I’ve spent the past few days on "vacation" in east Tennessee and Kentucky. I know many people would not consider the constant tramp through battlefields, museums, and cemeteries as much of a vacation - but it is the only way I know. Last Friday, I revisited the Delap Family Cemetery in Campbell County, Tennessee.
For those of you not familiar with this story, here are portions of an article that I wrote two years ago:
North Carolina Confederate Soldiers Honored at Last.
On a recent warm and humid Saturday morning, more than 250 people gathered on a hilltop in LaFollette, Tennessee. They were there to honor a group of long-lost Confederate soldiers. Many of those soldiers were from the mountains of western North Carolina.
In the summer of 1862, these soldiers marched away from Grasslands, the estate of Col. John B. Palmer. The soldiers who left for war that summer represented some of the oldest families in the area, and they joined for many reasons: personal and family honor, desire to "see the world," and fear of conscription.
The regiment was the 58th North Carolina Troops. Their destination was garrison duty in east Tennessee. The first winter for these soldiers, 1862 to 1863, was a difficult one. Over sixty men from the 58th North Carolina perished far from their mountain homes. They died not from battlefield wounds, but from a host of diseases, including measles, typhoid, and even dehydration from intestinal viruses. Since their encampment was described as being "near a spring," it is possible that they were exposed to contaminated water. Those who succumbed were buried in a local family cemetery and, for the most part, forgotten.
But there were a few local residents who remembered the cemetery. Eighty-four-year-old Alice Coker learned about the cemetery from its caretaker, Bob Delay, in the 1960s.
In 2003, Watauga County native Leta Cornett, whose grandfather had served in the 58th North Carolina and met his death in camp that winter of 1862-1863, stopped by the Campbell County Historical Society and Museum and inquired about the location of the burial ground. She was directed to Coker.

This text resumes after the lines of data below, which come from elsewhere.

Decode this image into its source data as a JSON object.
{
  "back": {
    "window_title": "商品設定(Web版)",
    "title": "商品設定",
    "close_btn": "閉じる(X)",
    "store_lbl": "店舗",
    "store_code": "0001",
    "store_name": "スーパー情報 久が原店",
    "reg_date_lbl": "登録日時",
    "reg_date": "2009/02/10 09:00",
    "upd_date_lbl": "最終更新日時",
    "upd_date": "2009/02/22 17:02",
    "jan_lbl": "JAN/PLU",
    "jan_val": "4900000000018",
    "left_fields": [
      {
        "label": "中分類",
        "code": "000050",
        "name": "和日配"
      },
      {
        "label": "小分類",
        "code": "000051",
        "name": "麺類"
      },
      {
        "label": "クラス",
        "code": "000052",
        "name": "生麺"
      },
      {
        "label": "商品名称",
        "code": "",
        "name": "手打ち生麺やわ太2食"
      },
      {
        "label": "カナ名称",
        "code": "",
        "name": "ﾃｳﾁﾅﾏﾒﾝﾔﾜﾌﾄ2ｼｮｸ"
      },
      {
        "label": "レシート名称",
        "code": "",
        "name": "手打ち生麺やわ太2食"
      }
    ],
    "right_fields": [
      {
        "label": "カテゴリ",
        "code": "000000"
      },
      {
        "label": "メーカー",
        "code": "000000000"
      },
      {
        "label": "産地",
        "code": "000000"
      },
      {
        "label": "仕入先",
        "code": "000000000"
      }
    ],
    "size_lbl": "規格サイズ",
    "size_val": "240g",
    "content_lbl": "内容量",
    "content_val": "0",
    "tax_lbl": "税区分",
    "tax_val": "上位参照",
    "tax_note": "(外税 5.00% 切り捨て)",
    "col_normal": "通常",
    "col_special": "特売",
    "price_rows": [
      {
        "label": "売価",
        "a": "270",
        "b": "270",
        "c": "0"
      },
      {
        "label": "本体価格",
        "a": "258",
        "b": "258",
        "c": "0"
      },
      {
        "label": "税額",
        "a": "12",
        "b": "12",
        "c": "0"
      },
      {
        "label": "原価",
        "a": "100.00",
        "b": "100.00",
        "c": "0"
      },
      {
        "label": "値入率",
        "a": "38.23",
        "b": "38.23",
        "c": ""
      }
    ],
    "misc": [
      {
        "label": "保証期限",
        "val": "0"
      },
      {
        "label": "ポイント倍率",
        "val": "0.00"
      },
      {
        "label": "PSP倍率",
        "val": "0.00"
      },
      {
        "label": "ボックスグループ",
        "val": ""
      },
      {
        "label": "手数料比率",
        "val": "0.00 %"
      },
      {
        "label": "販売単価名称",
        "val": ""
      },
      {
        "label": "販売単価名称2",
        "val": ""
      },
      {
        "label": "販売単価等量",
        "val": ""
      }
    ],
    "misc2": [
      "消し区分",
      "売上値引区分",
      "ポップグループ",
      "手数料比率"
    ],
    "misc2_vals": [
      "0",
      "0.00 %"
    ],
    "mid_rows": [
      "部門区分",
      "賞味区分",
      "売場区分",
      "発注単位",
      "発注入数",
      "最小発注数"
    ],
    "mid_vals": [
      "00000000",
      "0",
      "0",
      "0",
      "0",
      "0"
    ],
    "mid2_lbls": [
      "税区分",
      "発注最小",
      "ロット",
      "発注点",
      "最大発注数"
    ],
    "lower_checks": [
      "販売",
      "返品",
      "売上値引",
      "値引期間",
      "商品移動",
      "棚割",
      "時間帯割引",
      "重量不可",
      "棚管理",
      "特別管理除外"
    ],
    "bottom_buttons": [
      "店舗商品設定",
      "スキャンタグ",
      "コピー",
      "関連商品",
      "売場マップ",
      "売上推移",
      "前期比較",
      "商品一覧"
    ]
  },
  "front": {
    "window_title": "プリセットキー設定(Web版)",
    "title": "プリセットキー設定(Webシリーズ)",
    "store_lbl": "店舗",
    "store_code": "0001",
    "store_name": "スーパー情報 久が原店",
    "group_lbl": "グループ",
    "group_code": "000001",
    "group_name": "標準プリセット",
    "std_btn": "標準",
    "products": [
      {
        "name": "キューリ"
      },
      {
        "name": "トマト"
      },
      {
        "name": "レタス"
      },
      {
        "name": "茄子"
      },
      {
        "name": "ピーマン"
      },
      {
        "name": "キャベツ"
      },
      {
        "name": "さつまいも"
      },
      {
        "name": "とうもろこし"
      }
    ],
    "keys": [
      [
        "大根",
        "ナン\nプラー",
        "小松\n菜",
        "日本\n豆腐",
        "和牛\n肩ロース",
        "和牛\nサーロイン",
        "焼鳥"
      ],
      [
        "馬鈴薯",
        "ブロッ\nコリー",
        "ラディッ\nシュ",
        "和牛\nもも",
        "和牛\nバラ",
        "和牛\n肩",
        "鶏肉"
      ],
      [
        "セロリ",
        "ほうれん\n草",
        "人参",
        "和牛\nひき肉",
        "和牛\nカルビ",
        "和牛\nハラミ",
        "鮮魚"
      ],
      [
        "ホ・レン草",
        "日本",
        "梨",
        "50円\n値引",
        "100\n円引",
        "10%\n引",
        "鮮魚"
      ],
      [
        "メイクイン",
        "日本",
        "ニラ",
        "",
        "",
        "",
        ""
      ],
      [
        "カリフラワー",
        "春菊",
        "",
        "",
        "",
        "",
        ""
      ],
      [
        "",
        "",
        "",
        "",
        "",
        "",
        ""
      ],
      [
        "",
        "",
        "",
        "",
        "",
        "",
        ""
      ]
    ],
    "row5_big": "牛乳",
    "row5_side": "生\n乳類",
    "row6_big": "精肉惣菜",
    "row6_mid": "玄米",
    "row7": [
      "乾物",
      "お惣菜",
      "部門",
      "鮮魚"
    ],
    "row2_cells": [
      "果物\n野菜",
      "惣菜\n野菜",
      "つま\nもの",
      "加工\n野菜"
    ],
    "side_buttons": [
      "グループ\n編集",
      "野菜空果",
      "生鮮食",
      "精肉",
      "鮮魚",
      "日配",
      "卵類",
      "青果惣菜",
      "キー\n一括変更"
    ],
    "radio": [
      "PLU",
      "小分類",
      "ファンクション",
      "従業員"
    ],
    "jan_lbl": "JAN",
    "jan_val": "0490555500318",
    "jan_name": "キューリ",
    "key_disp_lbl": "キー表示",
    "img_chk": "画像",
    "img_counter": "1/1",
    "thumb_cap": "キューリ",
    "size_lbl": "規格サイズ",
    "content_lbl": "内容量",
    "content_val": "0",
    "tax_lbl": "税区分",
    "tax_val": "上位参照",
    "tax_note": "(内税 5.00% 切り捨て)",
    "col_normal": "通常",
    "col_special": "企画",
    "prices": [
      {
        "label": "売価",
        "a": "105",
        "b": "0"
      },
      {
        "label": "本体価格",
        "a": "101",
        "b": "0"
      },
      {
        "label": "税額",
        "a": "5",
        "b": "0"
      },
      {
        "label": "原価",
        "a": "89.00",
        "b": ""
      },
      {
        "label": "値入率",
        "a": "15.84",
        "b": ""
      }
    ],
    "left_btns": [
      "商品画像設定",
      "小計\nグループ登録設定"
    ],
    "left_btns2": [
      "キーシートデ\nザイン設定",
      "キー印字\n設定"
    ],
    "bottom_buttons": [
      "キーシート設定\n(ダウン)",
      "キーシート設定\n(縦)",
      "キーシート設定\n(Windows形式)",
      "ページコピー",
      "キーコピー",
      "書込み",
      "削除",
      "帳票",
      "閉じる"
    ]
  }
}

Ms. Coker quickly identified the cemetery, grown up with trees and thorny bushes after years of neglect, as the long-lost burial ground of the 58th North Carolina. Historical societies and government agencies from across Tennessee and North Carolina quickly became involved, and the cemetery was cleaned and restored. Tombstones were ordered from the Veterans Administration....
I wrote several articles about the cemetery, many of which were published in local newspapers and in the Carolina Confederate. Sadly, the story of these Confederate soldiers is not well known out of Campbell County, Tennessee, and western North Carolina.
This was my first trip back to the cemetery since the memorial service in June 2005. I wanted to take a few pictures without all of the people milling around. The photograph above was one of those that I brought home, along with all the food, baby clothes, and zucchini that my wife’s relatives loaded into our car!
I’m having a rather restful July Fourth before heading down to our little community celebration this afternoon. It’s a great little event with plenty of fun photo opportunities and chances to visit with the public. I always look forward to it.